This may be the best news for stocks in a long time: Bill Gross, who manages the world's biggest bond fund, says the 30-year bull market in fixed-income securities is ending.
Though Gross, who runs Pacific Investment Management Company's $214 billion [Dh786bn] Pimco Total Return Fund, would never tell you to buy stocks, isn't that what he means?
Pimco, which Gross co-founded, more or less said as much in December. It announced the Pimco Global Opportunities Fund, which will invest in stocks, though it also will buy bank loans, junk bonds and distressed securities. Stocks should be due for better times after a decade that featured the dot-com crash followed by the more recent Wall Street-induced credit crunch. The market certainly has picked up in past 12 months.
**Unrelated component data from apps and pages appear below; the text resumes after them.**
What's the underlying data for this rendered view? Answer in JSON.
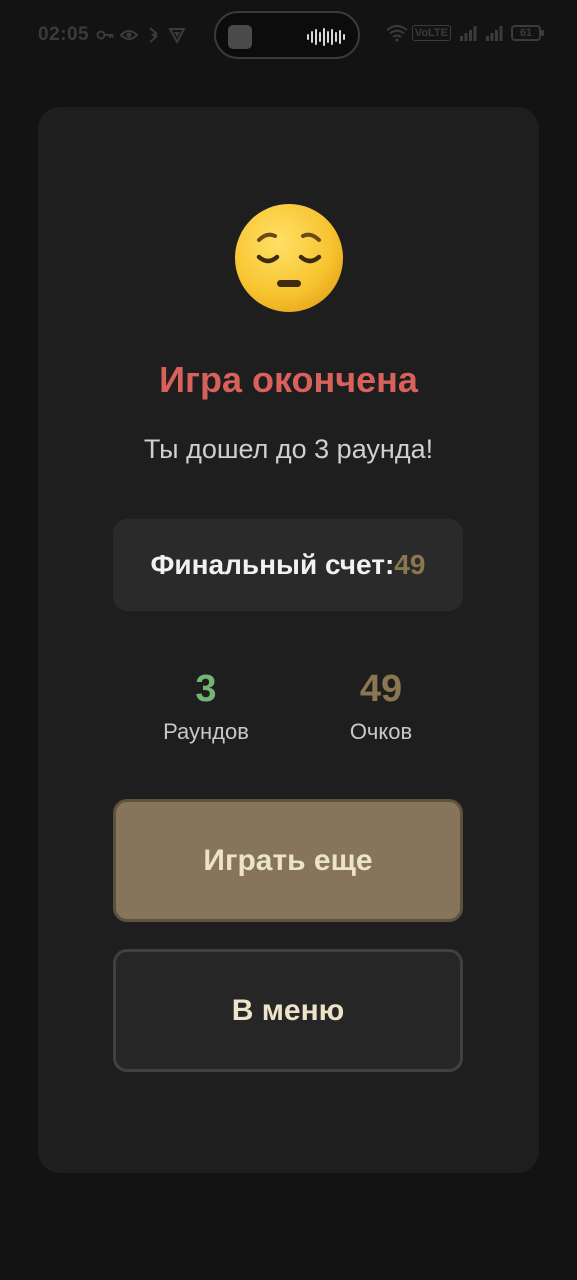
{
  "status_bar": {
    "time": "02:05",
    "battery": "61",
    "volte": "VoLTE",
    "icons": [
      "key-icon",
      "eye-icon",
      "vibrate-icon",
      "vpn-icon",
      "wifi-icon",
      "signal-icon",
      "signal-icon",
      "battery-icon"
    ]
  },
  "game_over": {
    "emoji": "pensive-face",
    "title": "Игра окончена",
    "subtitle": "Ты дошел до 3 раунда!",
    "final_score_label": "Финальный счет:",
    "final_score_value": "49",
    "stats": [
      {
        "value": "3",
        "label": "Раундов",
        "color": "#73b477"
      },
      {
        "value": "49",
        "label": "Очков",
        "color": "#8a7650"
      }
    ],
    "play_again_label": "Играть еще",
    "menu_label": "В меню"
  },
  "colors": {
    "background": "#131313",
    "card": "#1e1e1e",
    "title": "#d9615c",
    "accent": "#86755a"
  }
}
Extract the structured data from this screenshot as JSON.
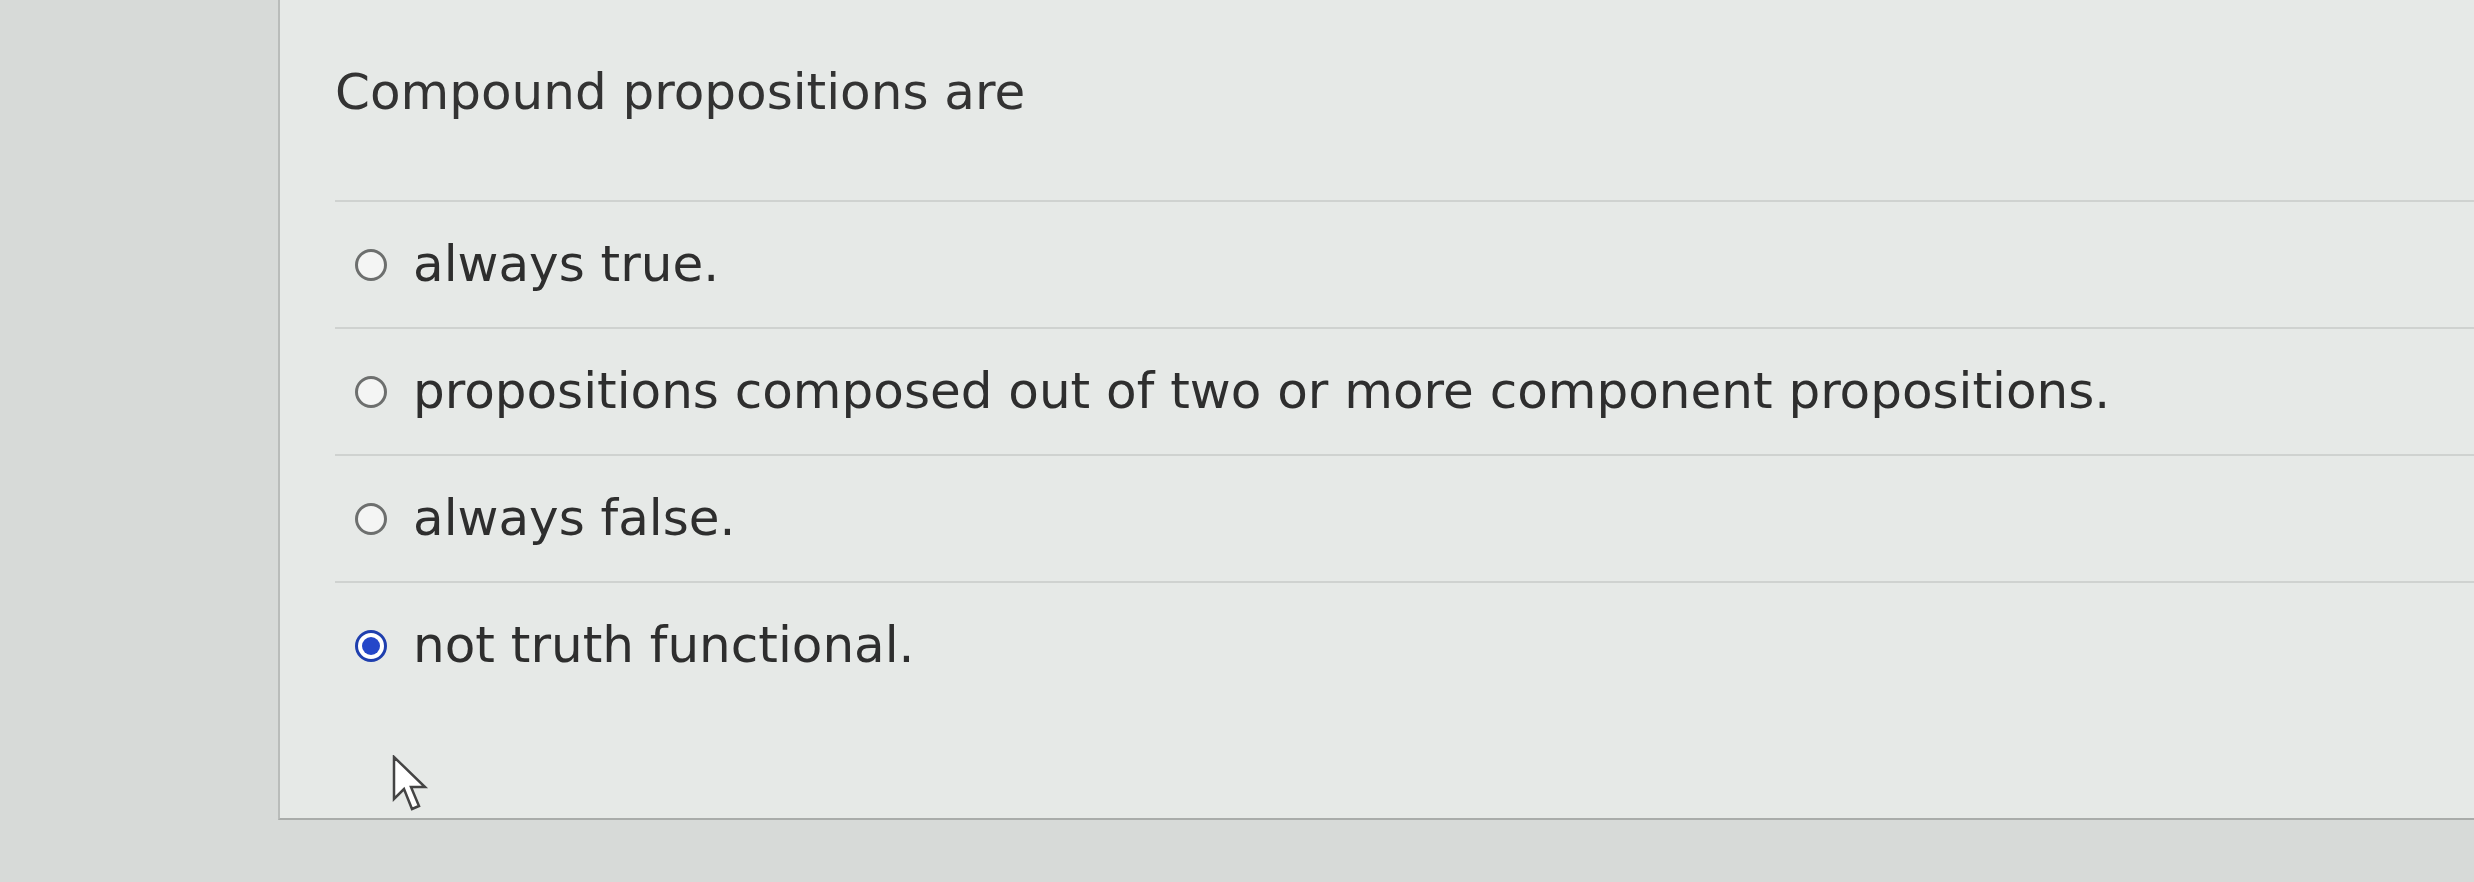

The benchmark Standard & Poor's 500 Index is up more than 70 per cent from its recession low a year ago this month.
Stocks have improved along with the American economy, which grew 5.6 per cent in the fourth quarter as corporate profits jumped eight per cent.
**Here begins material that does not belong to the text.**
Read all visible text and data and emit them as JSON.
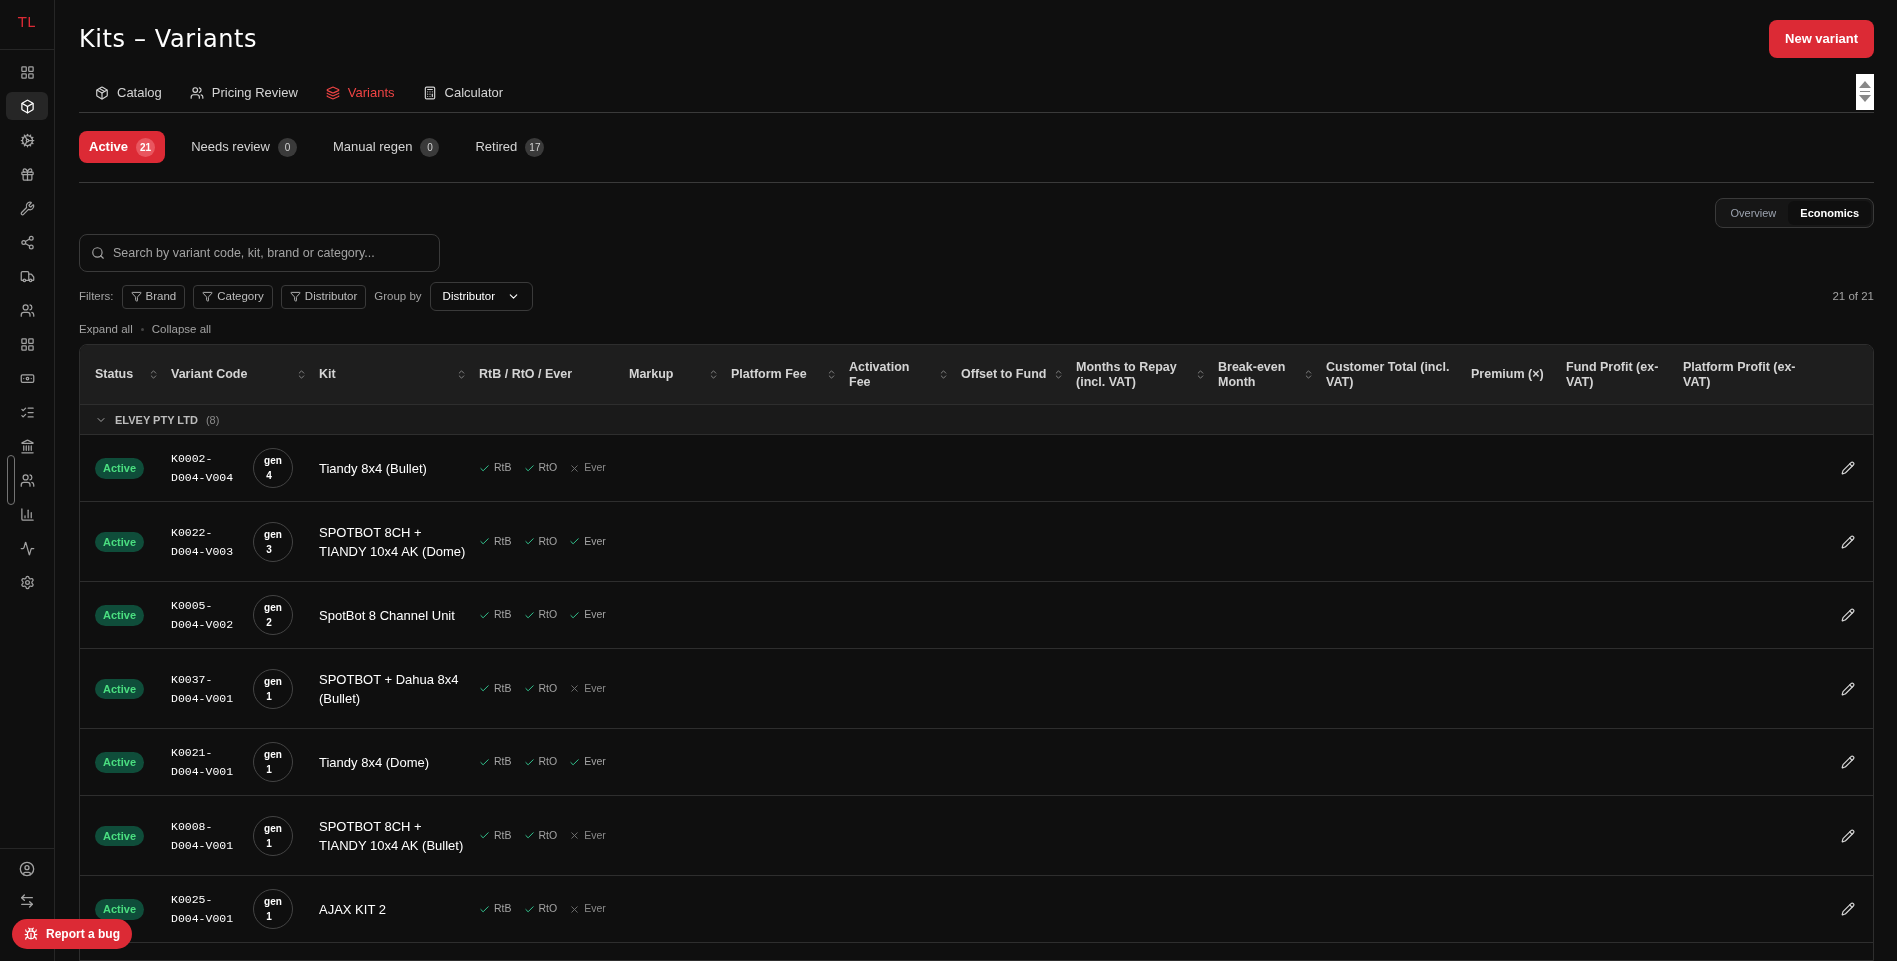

Favourable news continues. Shares of US Steel, a backbone-industry company, have climbed almost 50 per cent since February 4. Apple, maker of iPods and iPads, may hit $300 from its current price of about $232, Credit Suisse Group said.
Starbucks, the ubiquitous coffee-shop chain, last week announced its first dividend as a public company. Takeovers are heating up, boosting prices of target companies. Prudential and MetLife will pay a total of $51bn for insurance assets of US Government-controlled American International Group.
Contrarians might sense that a long run for stocks is coming. At least until Gross spoke, investors were pouring money into bond funds, thinking first about safety after the most recent stock market debacle – and, of course, missing the recent spurt in shares.
So far this year, investors have placed about $89bn with bond managers, according to Emerging Portfolio Fund Research. That was about five times the rate in the first quarter a year ago. If investors sour on bonds, that amount of money will funnel into stocks.
Bond investors are nervous because interest rates are rising, reducing the market value of their securities. The yield on the benchmark 10-year US Treasury note stood at 3.86 per cent yesterday, up from about two per cent in December 2008.
Rates reflect the flood of Treasury bonds being sold to cover the US budget deficit, which hit $1.4 trillion in fiscal 2009. Investors also worry about the inflationary effect of increased government spending.
Higher interest rates and increased inflation can hurt stocks too – eventually. But that day may be a long way off while rising yields and falling bond prices are here and now.
Full disclosure compels me to say that in even saying the words "bull market", I'm talking my own book. My investments are in stock mutual funds. Smart people have a balance of stocks and bonds.
A new lucrative era for stocks may be a pipe dream. High US unemployment may portend a worsening economy and lower stock prices.
While Gross is giving stocks an indirect plug, he's still buying bonds. He recommends, for instance, longer-term securities of Germany and Canada, whose governments are more frugal than that of the US Pimco's $1trn or so of assets are still overwhelmingly in bonds.
Let's wait to see if Pimco makes an even bigger splash in stocks.
- David Pauly is a columnist for Bloomberg News. The opinions expressed are his own